- Oral presentation
- Open Access
0920. Cerebrovascular autoregulation in normotensive hypovolaemia: a study combining lower body negative pressure and MRI
Intensive Care Medicine Experimentalvolume 2, Article number: O28 (2014)
Previous studies using transcranial Doppler sonography have suggested that cerebral circulation is preserved relative to cardiac output during normotensive hypovolaemia (NTH). We have further investigated the cerebral autoregulatory responses to hypovolaemia using using MRI measurements of total cerebral blood flow combined with graded levels of lower body negative pressure (LBNP) to induce steady state central hypovolaemia.
11 healthy male volunteers (21-24 years) underwent MRI scanning with their legs and torso within a LBNP chamber; phase contrast angiography based flow measurements (MRI-PCA) were acquired at 10mmHg increments from baseline, to -50 mmHg . Measurements were made through the carotid and vertebral arteries to measure total cerebral volume flow (CBVF) and through the ascending and proximal descending aorta to measure cardiac output (CO).
At low levels of LBNP (≤ -20mmHg) decrease in CBVF was directly proportional to the decrease in CO (Figure 1). Between LBNP of -20 mmHg and -40 mmHg there was a relative maintenance of CBVF in relation to cardiac output (P< 0.05) in keeping with classic, pressure mediated, cerebrovascular autoregulation.

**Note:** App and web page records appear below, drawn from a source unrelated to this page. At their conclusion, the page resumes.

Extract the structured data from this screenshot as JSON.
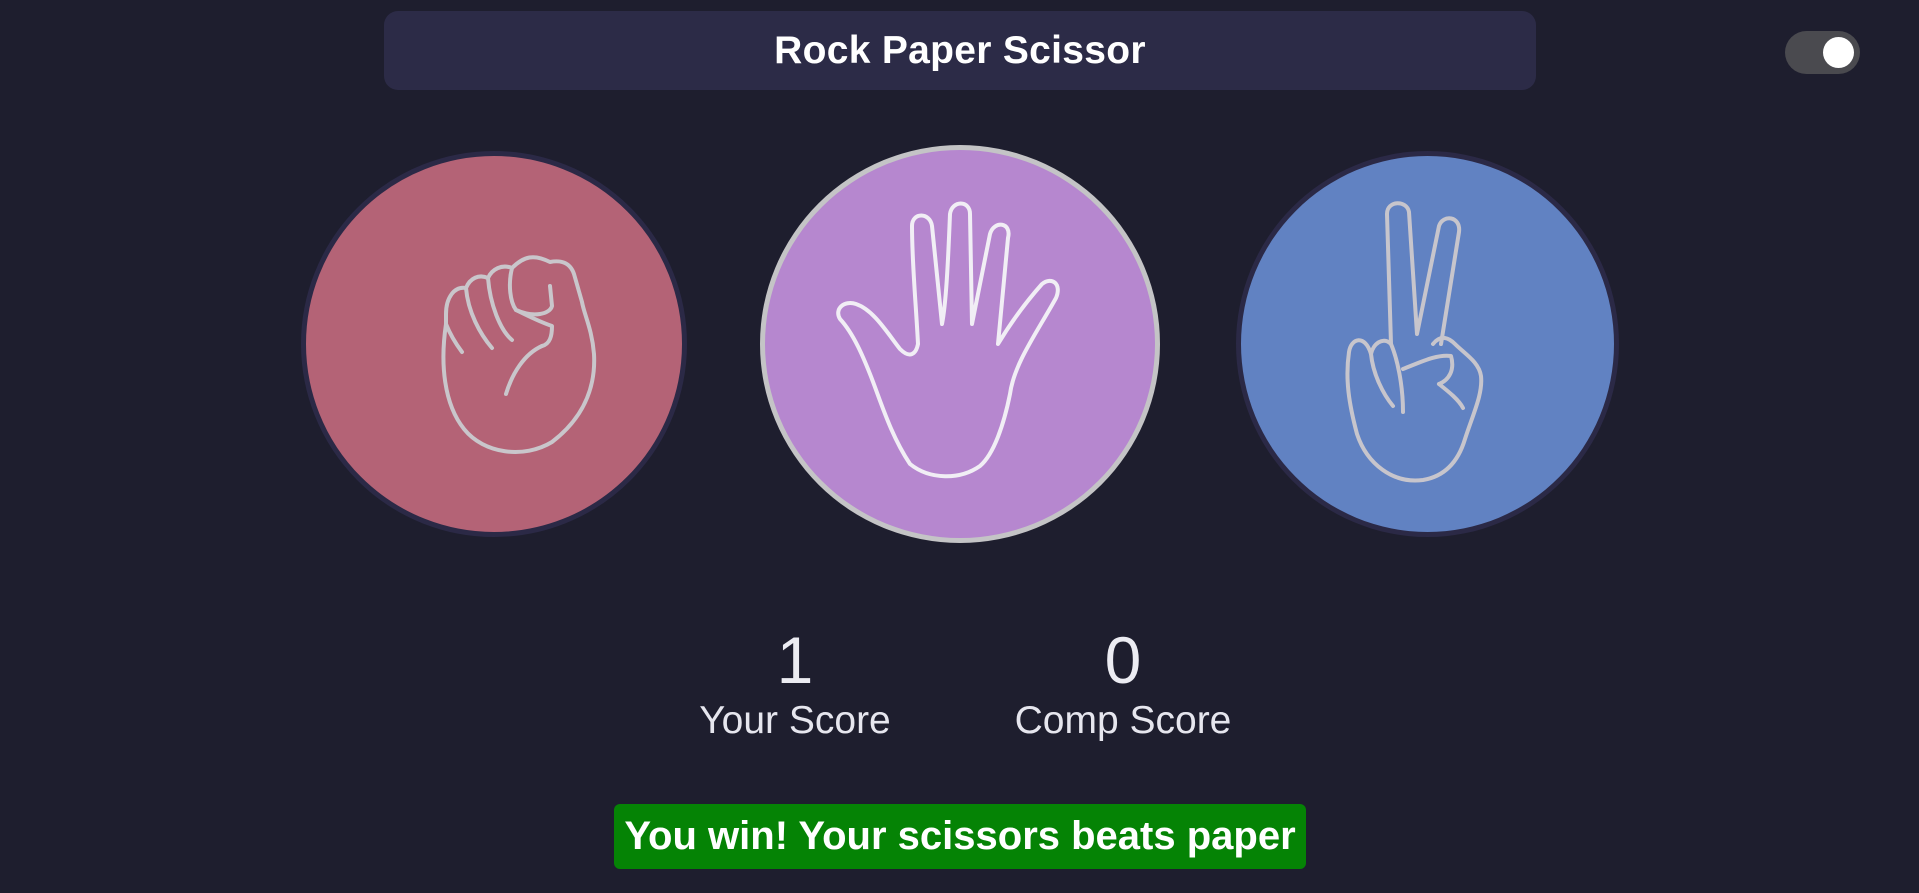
{
  "header": {
    "title": "Rock Paper Scissor"
  },
  "theme_toggle": {
    "state": "on"
  },
  "choices": [
    {
      "id": "rock",
      "icon": "fist-icon",
      "color": "#b46376"
    },
    {
      "id": "paper",
      "icon": "open-hand-icon",
      "color": "#b687cf"
    },
    {
      "id": "scissors",
      "icon": "peace-sign-icon",
      "color": "#6182c2"
    }
  ],
  "scoreboard": {
    "user_score": "1",
    "user_label": "Your Score",
    "comp_score": "0",
    "comp_label": "Comp Score"
  },
  "message": {
    "text": "You win! Your scissors beats paper",
    "color": "#058305"
  },
  "colors": {
    "background": "#1e1e2e",
    "title_bar": "#2c2b47"
  }
}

LBNP of -50mmHg produced a decrease in CBVF of 65.5% decrease (P< 0.01) in keeping with a 63.6% (P< 0.01) decrease in CO.
These findings demonstrate a correlation between decreases in CO and CBVF during normotensive hypovolaemia (NTH), which is in disagreement with previous studies using transcranial Doppler to measure CBVF. The findings do not support previous descriptions of relative sparing of CBVF due to compensatory reductions in cerebrovascular resistance in response to NTH 1. This difference is likely to reflect the different methods of cerebral blood flow measurement. MRI-PCA allows direct volume flow measurements from the carotid and basilar arteries whereas TCD uses flow velocity in the middle cerebral arteries as a surrogate of volume flow. This potentially important discrepancy requires further investigation to elucidate the mechanisms controlling CBF responses to nth.
Brown CM, Dütsch M, Hecht MJ, Neundörfer B, Hilz MJ: Assessment of cerebrovascular and cardiovascular responses to lower body negative pressure as a test of cerebral autoregulation. J Neurol Sci 2003, 208: 71–8. 10.1016/S0022-510X(02)00438-0